Tom Pidcock’s participation in the 2022 UCI World Cup season was always going to be limited by his Tour de France commitments. Gauging the Yorkshireman’s dominance in Albstadt and Nové Město, a full UCI World Cup campaign could have unbalanced Schurter’s season. Braidot and Carod, each with two wins, also showed clear and present capability, to become future UCI World Cup champions.
But Schurter’s most unexpected and disruptive challenge was from a fellow Swiss. After Pidcock won back-to-back in Germany and Czech Republic, the Austrian round in Leogang saw a Swiss win and second place. But Schurter wasn’t atop the podium, with Flückiger taking victory in Austria, which set up all the tension for Schurter and Flückiger’s home race.
The Swiss round incident
During the Swiss UCI World Cup round, in Lenzerheide, Schurter was expected to win – and establish a new record for overall victories. An unexplained – and controversial – collision between Schurter and Mathias Flückiger, cost both victories and unmasked a rarely seen side of the Swiss multiple world champion.
In the immediate aftermath of the Lenzerheide race, Schurter was livid. He projected undiluted anger at Flückiger in Swiss German, and the tension was palpable. Flückiger dismissed their collision as a mere ‘racing incident’, but this did little to defuse the situation. There was a massive social media backlash against Flückiger, the severity of which precluded him from travelling from Europe to North America, for the American and Canadian UCI World Cup rounds.

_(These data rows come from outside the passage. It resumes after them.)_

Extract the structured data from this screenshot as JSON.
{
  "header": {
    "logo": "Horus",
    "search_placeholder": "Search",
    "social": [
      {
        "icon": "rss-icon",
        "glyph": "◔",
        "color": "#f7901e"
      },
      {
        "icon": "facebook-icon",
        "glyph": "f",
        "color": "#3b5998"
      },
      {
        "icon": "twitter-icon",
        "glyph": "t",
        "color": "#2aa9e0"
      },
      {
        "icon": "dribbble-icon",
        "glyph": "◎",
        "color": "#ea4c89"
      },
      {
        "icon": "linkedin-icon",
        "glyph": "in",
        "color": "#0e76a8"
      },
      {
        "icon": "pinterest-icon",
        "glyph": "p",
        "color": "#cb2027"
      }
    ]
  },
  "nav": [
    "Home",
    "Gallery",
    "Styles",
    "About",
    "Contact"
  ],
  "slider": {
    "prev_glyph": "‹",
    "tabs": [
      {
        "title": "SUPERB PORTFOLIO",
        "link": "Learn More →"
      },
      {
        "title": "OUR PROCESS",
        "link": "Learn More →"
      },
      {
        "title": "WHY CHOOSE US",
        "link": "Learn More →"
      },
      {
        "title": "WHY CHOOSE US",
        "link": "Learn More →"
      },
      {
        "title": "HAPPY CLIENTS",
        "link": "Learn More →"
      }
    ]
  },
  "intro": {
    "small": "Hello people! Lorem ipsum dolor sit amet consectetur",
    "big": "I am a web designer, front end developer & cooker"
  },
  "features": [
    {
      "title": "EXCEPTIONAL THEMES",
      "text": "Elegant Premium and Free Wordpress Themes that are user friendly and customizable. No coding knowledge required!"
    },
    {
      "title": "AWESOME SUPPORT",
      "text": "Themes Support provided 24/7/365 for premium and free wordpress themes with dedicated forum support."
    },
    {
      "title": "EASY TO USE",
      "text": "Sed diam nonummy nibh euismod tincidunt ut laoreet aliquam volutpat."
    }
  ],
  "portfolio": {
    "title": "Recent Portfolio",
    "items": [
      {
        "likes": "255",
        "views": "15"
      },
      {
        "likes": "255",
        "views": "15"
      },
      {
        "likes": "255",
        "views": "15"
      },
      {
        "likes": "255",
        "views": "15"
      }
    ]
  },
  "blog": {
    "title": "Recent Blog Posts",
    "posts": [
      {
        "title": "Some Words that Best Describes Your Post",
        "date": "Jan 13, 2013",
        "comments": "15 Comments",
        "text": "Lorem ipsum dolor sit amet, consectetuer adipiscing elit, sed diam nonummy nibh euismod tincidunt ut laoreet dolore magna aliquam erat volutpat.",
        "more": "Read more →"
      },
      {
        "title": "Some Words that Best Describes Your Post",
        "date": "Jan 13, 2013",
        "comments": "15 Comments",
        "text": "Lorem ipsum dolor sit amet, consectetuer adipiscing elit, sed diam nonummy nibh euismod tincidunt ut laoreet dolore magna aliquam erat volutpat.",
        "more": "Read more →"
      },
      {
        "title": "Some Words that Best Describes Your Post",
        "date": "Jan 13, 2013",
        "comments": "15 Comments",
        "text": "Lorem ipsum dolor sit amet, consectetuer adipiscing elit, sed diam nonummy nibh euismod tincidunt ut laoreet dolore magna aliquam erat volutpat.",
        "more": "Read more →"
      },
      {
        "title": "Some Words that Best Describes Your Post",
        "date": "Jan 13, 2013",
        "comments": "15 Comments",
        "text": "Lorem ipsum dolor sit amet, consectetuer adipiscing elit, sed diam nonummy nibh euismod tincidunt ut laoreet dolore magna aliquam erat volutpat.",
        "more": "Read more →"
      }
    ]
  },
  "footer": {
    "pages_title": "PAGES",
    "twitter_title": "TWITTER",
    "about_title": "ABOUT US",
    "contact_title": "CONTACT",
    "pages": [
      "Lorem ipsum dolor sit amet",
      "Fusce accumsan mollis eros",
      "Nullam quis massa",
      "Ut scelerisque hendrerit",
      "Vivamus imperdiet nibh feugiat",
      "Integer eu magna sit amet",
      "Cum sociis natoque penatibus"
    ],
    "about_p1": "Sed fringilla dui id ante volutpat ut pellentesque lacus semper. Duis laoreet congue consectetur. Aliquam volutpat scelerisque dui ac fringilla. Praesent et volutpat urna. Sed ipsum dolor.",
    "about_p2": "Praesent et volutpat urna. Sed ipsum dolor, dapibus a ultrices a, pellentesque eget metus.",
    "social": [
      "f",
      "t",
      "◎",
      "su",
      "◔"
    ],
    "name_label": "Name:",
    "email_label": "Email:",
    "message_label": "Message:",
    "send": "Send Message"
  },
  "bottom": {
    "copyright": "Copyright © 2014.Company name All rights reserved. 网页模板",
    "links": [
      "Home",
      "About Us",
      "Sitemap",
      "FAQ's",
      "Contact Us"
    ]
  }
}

Schurter rode smartly for the remaining events, finishing second in the final round in Italy. To mountain biking’s most ardent fans, Schurter’s tenth UCI World Cup series win was perhaps his most defining. One where several young riders were continuously threatening his ambitions.
What is left for the most accomplished XCO mountain biker of all time? There is the issue of being tied with Julien Absalon, on 33 wins each. Although he tallied only a single victory in 2022, it would be improbable for Schurter not to beat Absalon’s record next season.
The women’s World Cup was a mighty tight battle
The 2022 season left no doubt alive about the health of competitive women’s XCO racing, as we witnessed some terrifically close race results, and the data revealed more when the points were tallied at the season’s end.
Although French rider Pauline Ferrand-Prévot doubled up to historically win both XCC and XCO races at the final UCI Mountain Bike Cross-Country World Cup round in Italy's Val di Sole, it was Allesandra Keller gave Switzerland the clean sweep in XCO elite racing, winning the World Cup title. Australia’s Rebecca McConnell was second and Dutch rider, Anne Tepstra third.
The difference between Keller and McConnell was only 56 points, and the gap from McConnell to Tepstra was a mere 8 points. In contrast, in the men’s top three Schurter won from Carod by 103 points, with third-placed Braidot 87 points behind Carod.
And what about the bikes?
Droppers and clever handlebar controls were both strong themes during the 2022 season. With XCO World Cup courses more technical than ever, riders who previously eschewed the idea of a dropper post, finally embraced them.
Paradoxically, the popularity of gravel biking has helped the cause of dropper seatposts for elite World Cup mountain bikers. With huge gravel bike demand for short-travel dropper seatposts, manufacturers are finally producing light enough components for elite XCO riders to consider – and use.
As the technicality of World Cup courses dictated equipment choices, riders who were once hesitant to dropper seatposts, were swayed to their usage. The defining technical feature of the 2022 UCI XCO World Cup season, was the broad standardisation of 50-70mm dropper seatposts.